|Women in warfare|
|Monday, 26 August 2013|
On 13 June, Words and Deeds: Women, Warfare and Caregiving opened at Surgeons’ Hall Museum – a new exhibition run in partnership with the University of Edinburgh
Words and Deeds spans the period from the Crimean War to the Second World War and tells the often neglected and understated story of women in warfare. By using the women’s own words, the exhibition narrative provides a deeply personal and compassionate view of caregiving during war.
The exhibition runs through the military surgery section of the RCSEd’s Pathology Museum and starts with the story of Edinburgh graduate and military surgeon ‘Dr James Miranda Barry’ – aka Margaret Bulkley. Barry rose through the ranks to the position of Inspector General (equivalent to Major General) before the discovery was made, on her death, that she was a woman. During the Crimean War (1854-56) casualties were sent to Barry’s hospital in Corfu, which had the highest recovery rates of the campaign. Barry died in 1865, the same year that Elizabeth Garrett became the ‘first’ female to qualify as a physician in Britain.
During the Crimean War, the desperate shortage of medical staff and facilities led to over half a million soldiers dying from wounds, disease, starvation and cold exposure. Women from all social backgrounds and nationalities travelled to the Crimea to give care. Mary Seacole, daughter of a Scottish soldier father and Jamaican mother, cared for the wounded from all sides and was known as ‘Mother Seacole’. Although her application to join Florence Nightingale’s nursing team was refused, Seacole travelled to the Crimea at her own expense and set up the ‘British Hotel’ with her relative Thomas Day. The British Hotel was used by Seacole to provide food, and treatment based on herbal remedies. Seacole would also travel by mule to the front lines of battle to take food, medicine and wine to the wounded and dying on both sides.
This exhibition highlights many women who deserve a prominent place in history but who are often left out. Indeed, Dr Barry was not the only female doctor practising in warfare during her lifetime. Dr Mary Edwards Walker was appointed physician during the American Civil War and was the first woman to be awarded the Congressional Medal of Honor. During the Civil War, the bravery of Harriet Patience Dame was testified by General Gilman Marston, Commander of the 2nd NH Regiment, who said: “Miss Dame was the bravest woman I ever knew. I have seen her face a battery without flinching, while a man took refuge behind her to avoid the flying fragments of bursting shells.” Dame marched with the soldiers, treated them on the battlefield and was captured and released twice with ‘praise and apology’ from her captors.

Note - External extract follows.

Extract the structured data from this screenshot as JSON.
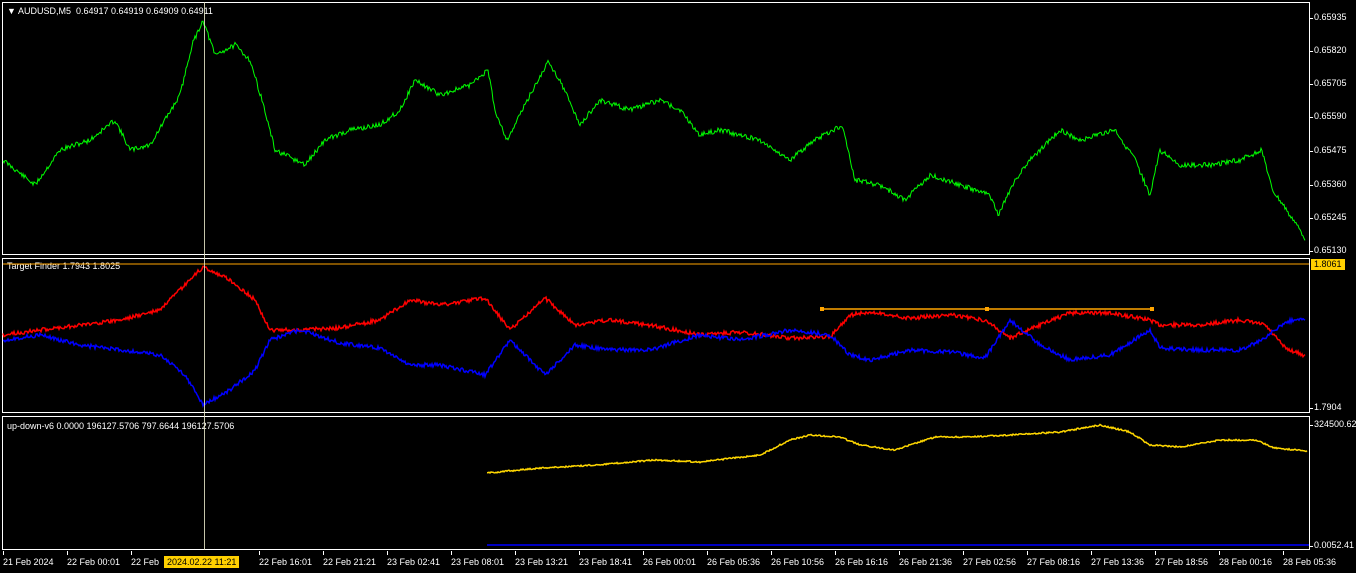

The role of women increased dramatically during the First World War. At the outbreak of conflict, there were 300 trained nurses. However, at the time of the Armistice, over 10,000 trained nurses had served in this war and had been supported by a further 50,000 volunteer nurses. The remarkable courage of Dr Elsie Inglis, who established the Scottish Women’s Hospitals during First World War, made an invaluable contribution to caregiving in warfare, sending over a thousand women to the front as doctors, nurses, orderlies and ambulance drivers. In recognition of the Scottish Women’s Hospital, the Medical Women’s National Association adopted the name of ‘American Women’s Hospitals’ (AWH), establishing their first hospital in France, 1918. The surgeons and ambulance drivers of the AWH served over 20,000 patients in the course of one year.
Words and Deeds ends by paying tribute to the women who gave care to those wounded in the Second World War, looking at the role of the Queen Alexandra’s Imperial Military Nursing Service (QAIMNS) and the Territorial Army Nursing Service (TANS). As they had done throughout the First World War, nurses worked on ambulance trains, hospital ships, at casualty clearing stations and base hospitals. Due to the introduction of air evacuations, nurses also worked on the medi-vac flights. Accounts not only reveal the appalling sanitary conditions of warfare, but also the extreme danger in which the nurses worked: “We kept on the same pair of rubber gloves until they split, just scrubbing them in pure Lysol and washing them under the tap. The whole day we were being machined gunned from the air,” wrote Sister CM Butland, working in a field ambulance during the Dunkirk Evacuation.
The voices of women from the Crimean War, American Civil War, South African War, and First and Second World Wars tell the moving, harrowing and inspirational story of women who fought with opposition, often giving their own lives, to save those of the wounded.
The Museum would like to thank Yvonne McEwen and all of the contributors who have helped make this exhibition possible.